## WHAT YOU WILL DO
The response must be a precise copy of the records that follow.

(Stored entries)
● ● ●

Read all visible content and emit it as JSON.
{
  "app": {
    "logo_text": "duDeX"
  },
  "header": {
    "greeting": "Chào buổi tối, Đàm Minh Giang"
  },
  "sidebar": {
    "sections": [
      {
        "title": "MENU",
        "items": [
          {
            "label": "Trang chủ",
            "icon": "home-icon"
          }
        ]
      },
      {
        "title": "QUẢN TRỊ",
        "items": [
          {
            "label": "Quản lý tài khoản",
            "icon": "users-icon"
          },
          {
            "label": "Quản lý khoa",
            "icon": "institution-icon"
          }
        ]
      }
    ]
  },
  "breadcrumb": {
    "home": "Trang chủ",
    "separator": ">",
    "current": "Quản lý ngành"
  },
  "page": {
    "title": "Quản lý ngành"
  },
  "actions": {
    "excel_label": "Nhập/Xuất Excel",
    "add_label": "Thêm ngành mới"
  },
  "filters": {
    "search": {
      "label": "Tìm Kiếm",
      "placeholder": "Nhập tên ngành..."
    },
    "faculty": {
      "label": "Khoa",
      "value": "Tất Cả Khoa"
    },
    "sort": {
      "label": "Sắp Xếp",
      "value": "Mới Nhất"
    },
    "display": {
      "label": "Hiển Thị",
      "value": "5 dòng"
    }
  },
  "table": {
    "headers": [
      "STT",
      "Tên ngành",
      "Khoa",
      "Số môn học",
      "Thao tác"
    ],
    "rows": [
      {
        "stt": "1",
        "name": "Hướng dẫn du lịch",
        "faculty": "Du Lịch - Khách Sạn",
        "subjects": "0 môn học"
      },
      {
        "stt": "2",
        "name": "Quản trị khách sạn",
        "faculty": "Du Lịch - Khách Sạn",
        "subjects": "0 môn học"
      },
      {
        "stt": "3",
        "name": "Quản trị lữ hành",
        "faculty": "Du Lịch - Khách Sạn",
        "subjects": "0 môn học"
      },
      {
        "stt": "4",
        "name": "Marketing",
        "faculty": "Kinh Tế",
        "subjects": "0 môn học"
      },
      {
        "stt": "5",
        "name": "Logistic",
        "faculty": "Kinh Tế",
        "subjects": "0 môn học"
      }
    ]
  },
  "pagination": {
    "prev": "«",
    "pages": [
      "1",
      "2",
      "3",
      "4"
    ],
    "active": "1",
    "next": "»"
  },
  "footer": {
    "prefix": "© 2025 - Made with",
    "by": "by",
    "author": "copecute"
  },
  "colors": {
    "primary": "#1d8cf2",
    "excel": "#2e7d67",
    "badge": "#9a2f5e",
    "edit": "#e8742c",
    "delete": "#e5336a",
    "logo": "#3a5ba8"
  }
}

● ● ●

## SOLVED PROBLEM
Read all visible content and emit it as JSON.
{
  "app": {
    "logo_text": "duDeX"
  },
  "header": {
    "greeting": "Chào buổi tối, Đàm Minh Giang"
  },
  "sidebar": {
    "sections": [
      {
        "title": "MENU",
        "items": [
          {
            "label": "Trang chủ",
            "icon": "home-icon"
          }
        ]
      },
      {
        "title": "QUẢN TRỊ",
        "items": [
          {
            "label": "Quản lý tài khoản",
            "icon": "users-icon"
          },
          {
            "label": "Quản lý khoa",
            "icon": "institution-icon"
          }
        ]
      }
    ]
  },
  "breadcrumb": {
    "home": "Trang chủ",
    "separator": ">",
    "current": "Quản lý ngành"
  },
  "page": {
    "title": "Quản lý ngành"
  },
  "actions": {
    "excel_label": "Nhập/Xuất Excel",
    "add_label": "Thêm ngành mới"
  },
  "filters": {
    "search": {
      "label": "Tìm Kiếm",
      "placeholder": "Nhập tên ngành..."
    },
    "faculty": {
      "label": "Khoa",
      "value": "Tất Cả Khoa"
    },
    "sort": {
      "label": "Sắp Xếp",
      "value": "Mới Nhất"
    },
    "display": {
      "label": "Hiển Thị",
      "value": "5 dòng"
    }
  },
  "table": {
    "headers": [
      "STT",
      "Tên ngành",
      "Khoa",
      "Số môn học",
      "Thao tác"
    ],
    "rows": [
      {
        "stt": "1",
        "name": "Hướng dẫn du lịch",
        "faculty": "Du Lịch - Khách Sạn",
        "subjects": "0 môn học"
      },
      {
        "stt": "2",
        "name": "Quản trị khách sạn",
        "faculty": "Du Lịch - Khách Sạn",
        "subjects": "0 môn học"
      },
      {
        "stt": "3",
        "name": "Quản trị lữ hành",
        "faculty": "Du Lịch - Khách Sạn",
        "subjects": "0 môn học"
      },
      {
        "stt": "4",
        "name": "Marketing",
        "faculty": "Kinh Tế",
        "subjects": "0 môn học"
      },
      {
        "stt": "5",
        "name": "Logistic",
        "faculty": "Kinh Tế",
        "subjects": "0 môn học"
      }
    ]
  },
  "pagination": {
    "prev": "«",
    "pages": [
      "1",
      "2",
      "3",
      "4"
    ],
    "active": "1",
    "next": "»"
  },
  "footer": {
    "prefix": "© 2025 - Made with",
    "by": "by",
    "author": "copecute"
  },
  "colors": {
    "primary": "#1d8cf2",
    "excel": "#2e7d67",
    "badge": "#9a2f5e",
    "edit": "#e8742c",
    "delete": "#e5336a",
    "logo": "#3a5ba8"
  }
}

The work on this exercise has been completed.